SIPPS & SERPS: What’s the difference?Go back
When it comes to pensions things can get very confusing very fast especially when you factor in the jargon.
A self-invested personal pension (SIPP) is a pension ‘wrapper’ that holds investments until you retire and start to draw a retirement income. It is a type of personal pension and works in a similar way to a standard personal pension. The main difference is that with a SIPP, you have more flexibility with the investments you can choose.
SIPPs make it easier for you to manage your pension. You can monitor your pension online and make changes whenever you like. When you reach your 57th birthday you’re free to start withdrawing money from your SIPP, even if you’re still working. You can usually take up to 25% of your pot tax-free. The rest of your withdrawals will be taxed as income.
Investments go down in value as well as up so you could get back less than you invest. SIPPs were created to give experienced investors the opportunity to take more risks, but the general public should not have been encouraged to do so. When it came to light that a large proportion of the UK public were offered the opportunity to invest with SIPPs, the Financial Services Compensation Scheme (FSCS) set aside millions of pounds to pay compensation to those who were mis-sold.
SERPS stands for the State Earnings Related Pension Scheme, otherwise known as the additional state pension, which has now been replaced by the State Second Pension.
SERPS was introduced four decades ago in 1978 as a top-up to the basic state pension. The amount you’d receive from SERPS was related to your earnings over your working life, and you’d only be eligible for the scheme if you were an employee making Class 1 National Insurance Contributions. This meant that self-employed people were not eligible for SERPS.
When SERPS was originally introduced, the maximum benefit under the scheme was 25% of your earnings. Ten years later, the benefit calculations changed, and the maximum benefit was reduced to 20% of average earnings.
In April 2002, SERPS was replaced by the State Second Pension.
What’s Opting Out?
Many people chose or were advised, to opt out of SERPS and instead had their National Insurance rebates paid into a personal pension in the hope that this would provide them with better benefits at retirement.
If you were contracted out of SERPS your National Insurance contributions were:
- Lower than people paying into SERPS
- Paid into another pension, for example, a private pension.
Initially, only those who belonged to Defined Benefit or Final Salary pensions could contract out of SERPS, but in 1988, the government allowed those in defined contribution or money purchase schemes to opt-out as well.
People were offered incentives to leave SERPS, so for the first five years, the government contributed an extra 2% of your earnings into a personal pension.

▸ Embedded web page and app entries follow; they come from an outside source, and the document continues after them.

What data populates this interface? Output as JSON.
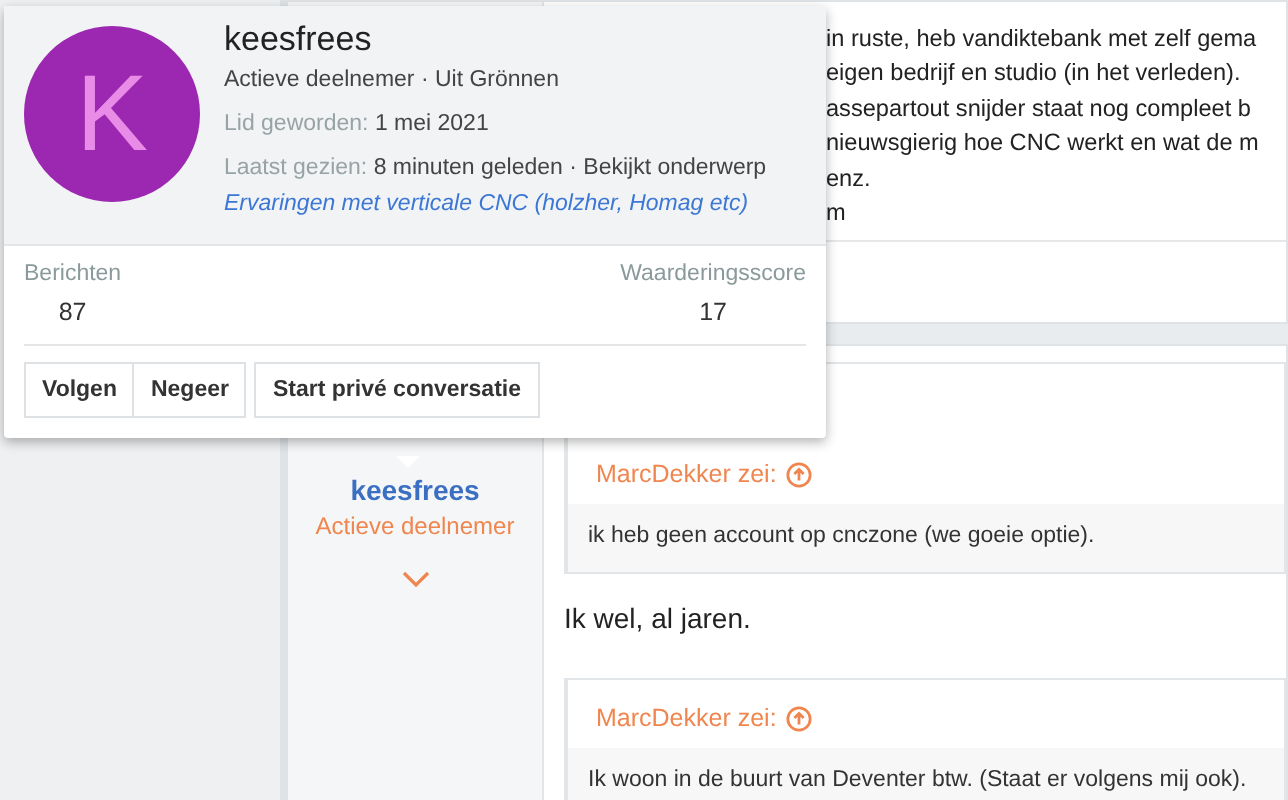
{
  "profile_card": {
    "avatar_letter": "K",
    "name": "keesfrees",
    "subtitle": "Actieve deelnemer · Uit Grönnen",
    "joined": {
      "label": "Lid geworden:",
      "value": "1 mei 2021"
    },
    "last_seen": {
      "label": "Laatst gezien:",
      "value": "8 minuten geleden · Bekijkt onderwerp"
    },
    "thread_link": "Ervaringen met verticale CNC (holzher, Homag etc)",
    "stats": [
      {
        "label": "Berichten",
        "value": "87"
      },
      {
        "label": "Waarderingsscore",
        "value": "17"
      }
    ],
    "buttons": [
      "Volgen",
      "Negeer",
      "Start privé conversatie"
    ]
  },
  "post_above": {
    "lines": [
      "in ruste, heb vandiktebank met zelf gema",
      "eigen bedrijf en studio (in het verleden).",
      "assepartout snijder staat nog compleet b",
      "nieuwsgierig hoe CNC werkt en wat de m",
      "enz.",
      "m"
    ]
  },
  "post": {
    "author": {
      "name": "keesfrees",
      "title": "Actieve deelnemer"
    },
    "content": [
      {
        "kind": "quote",
        "author": "MarcDekker zei:",
        "text": "ik heb geen account op cnczone (we goeie optie)."
      },
      {
        "kind": "text",
        "text": "Ik wel, al jaren."
      },
      {
        "kind": "quote",
        "author": "MarcDekker zei:",
        "text": "Ik woon in de buurt van Deventer btw. (Staat er volgens mij ook)."
      }
    ]
  }
}
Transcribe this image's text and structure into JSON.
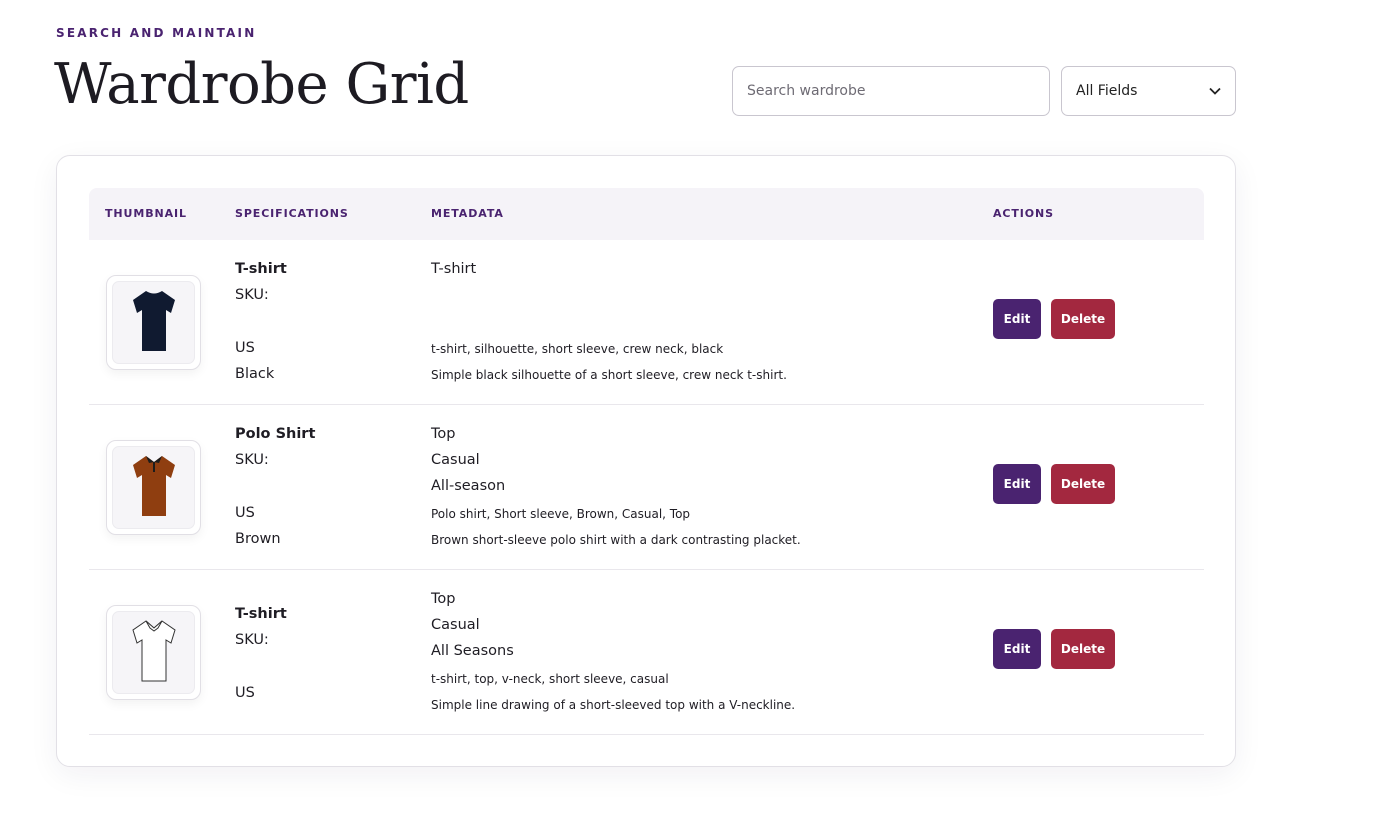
{
  "header": {
    "eyebrow": "SEARCH AND MAINTAIN",
    "title": "Wardrobe Grid"
  },
  "search": {
    "placeholder": "Search wardrobe",
    "value": ""
  },
  "filter": {
    "selected": "All Fields"
  },
  "table": {
    "columns": [
      "THUMBNAIL",
      "SPECIFICATIONS",
      "METADATA",
      "ACTIONS"
    ],
    "edit_label": "Edit",
    "delete_label": "Delete",
    "rows": [
      {
        "name": "T-shirt",
        "sku_label": "SKU:",
        "region": "US",
        "color": "Black",
        "meta_lines": [
          "T-shirt"
        ],
        "tags": "t-shirt, silhouette, short sleeve, crew neck, black",
        "description": "Simple black silhouette of a short sleeve, crew neck t-shirt.",
        "thumb_icon": "black-tshirt-icon"
      },
      {
        "name": "Polo Shirt",
        "sku_label": "SKU:",
        "region": "US",
        "color": "Brown",
        "meta_lines": [
          "Top",
          "Casual",
          "All-season"
        ],
        "tags": "Polo shirt, Short sleeve, Brown, Casual, Top",
        "description": "Brown short-sleeve polo shirt with a dark contrasting placket.",
        "thumb_icon": "brown-polo-shirt-icon"
      },
      {
        "name": "T-shirt",
        "sku_label": "SKU:",
        "region": "US",
        "color": "",
        "meta_lines": [
          "Top",
          "Casual",
          "All Seasons"
        ],
        "tags": "t-shirt, top, v-neck, short sleeve, casual",
        "description": "Simple line drawing of a short-sleeved top with a V-neckline.",
        "thumb_icon": "white-vneck-top-icon"
      }
    ]
  },
  "colors": {
    "accent": "#4a2370",
    "danger": "#a3283f",
    "header_bg": "#f5f3f8"
  }
}
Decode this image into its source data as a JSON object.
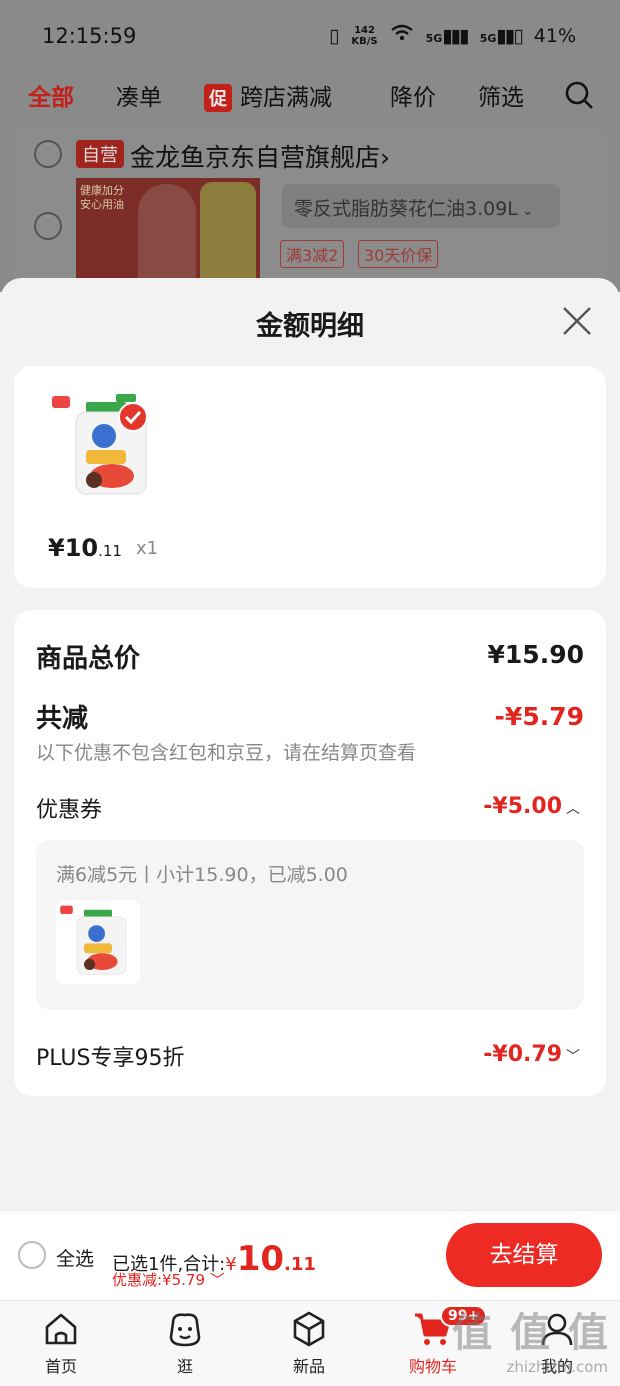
{
  "status_bar": {
    "time": "12:15:59",
    "net_speed_value": "142",
    "net_speed_unit": "KB/S",
    "signal1": "5G",
    "signal2": "5G",
    "battery": "41%"
  },
  "filter_tabs": [
    "全部",
    "凑单",
    "跨店满减",
    "降价",
    "筛选"
  ],
  "promo_icon_text": "促",
  "store": {
    "tag": "自营",
    "name": "金龙鱼京东自营旗舰店",
    "chevron": "›",
    "product_spec": "零反式脂肪葵花仁油3.09L",
    "promo_tags": [
      "满3减2",
      "30天价保"
    ],
    "banner_text": "健康加分 安心用油"
  },
  "sheet": {
    "title": "金额明细",
    "item": {
      "price_main": "¥10",
      "price_cents": ".11",
      "qty": "x1"
    },
    "total_label": "商品总价",
    "total_value": "¥15.90",
    "reduce_label": "共减",
    "reduce_value": "-¥5.79",
    "reduce_note": "以下优惠不包含红包和京豆，请在结算页查看",
    "coupon_label": "优惠券",
    "coupon_value": "-¥5.00",
    "coupon_detail": "满6减5元丨小计15.90，已减5.00",
    "plus_label": "PLUS专享95折",
    "plus_value": "-¥0.79"
  },
  "checkout": {
    "select_all": "全选",
    "selected_text": "已选1件,合计:",
    "currency": "¥",
    "total_main": "10",
    "total_cents": ".11",
    "discount_text": "优惠减:¥5.79",
    "pay_button": "去结算"
  },
  "tabbar": {
    "items": [
      "首页",
      "逛",
      "新品",
      "购物车",
      "我的"
    ],
    "cart_badge": "99+"
  },
  "watermark": {
    "logo": "值 值 值",
    "url": "zhizhizhi.com"
  },
  "colors": {
    "accent": "#e2261f",
    "button": "#ee2a24"
  }
}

In April 2012, only people belonging to Defined Benefit or Final Salary schemes were contracted out and paid a lower rate of National Insurance Contributions. Anyone belonging to a Defined Contribution scheme will have been contracted back in, paying National Insurance at the full rate. Contracting out for those with defined benefit pensions ended in April 2016.
SIPPS V SERPS
A SERPS (State Earnings Related Pension Schemes) differs from a SIPP in that it was a pension scheme offered by the state rather than a personal pension plan. First introduced in 1978, SERPS have now been replaced by the State Second Pension.
A Self Invested Personal Pension (SIPP) is a personal pension scheme approved by the government, and they’ve been around since 1989. Since then, SIPPs have taken off with over 1 million UK citizens who are looking to grow their pension pots.
Can I claim against a SERP?
When FOS consider these complaints, they consider suitability as to whether to contract out of SERPS. Firms use a “pivotal age” threshold, which is 45 for men and 40 for women so that consumers below this age threshold could find it beneficial to contract out. This was because the value of the National Insurance rebates, tax relief and government incentives obtained by contracting out could be greater than the value of the SERPS benefits given up.
For consumers above the pivotable age, there was less time for investment growth and therefore a greater risk that they would be worse off than if they had stayed in SERPS. Also, in considering the suitability of contracting out, the firm should have considered the clients earned income, as the rebates and other amounts received when contracting out were based on that income. People with lower incomes received lower rebates if any, and the charges the client would have to pay on a personal pension policy would have a greater impact.
At APJ Solicitors we work tirelessly to help those impacted by mis-sold SIPP investments and have achieved millions of pounds worth of compensation for the clients that we work with. However, we are unable to help those who are looking to claim against a SERP. You can find out more information regarding State Second Pension by visiting the Government website.
If you want to claim against a mis-sold SIPP you can do this yourself by visiting the FCA or FOS website. If you would like to work with our experts at APJ who can handle this case for you, we’d love to hear from you. Text CLAIM to 60650 to speak to an advisor.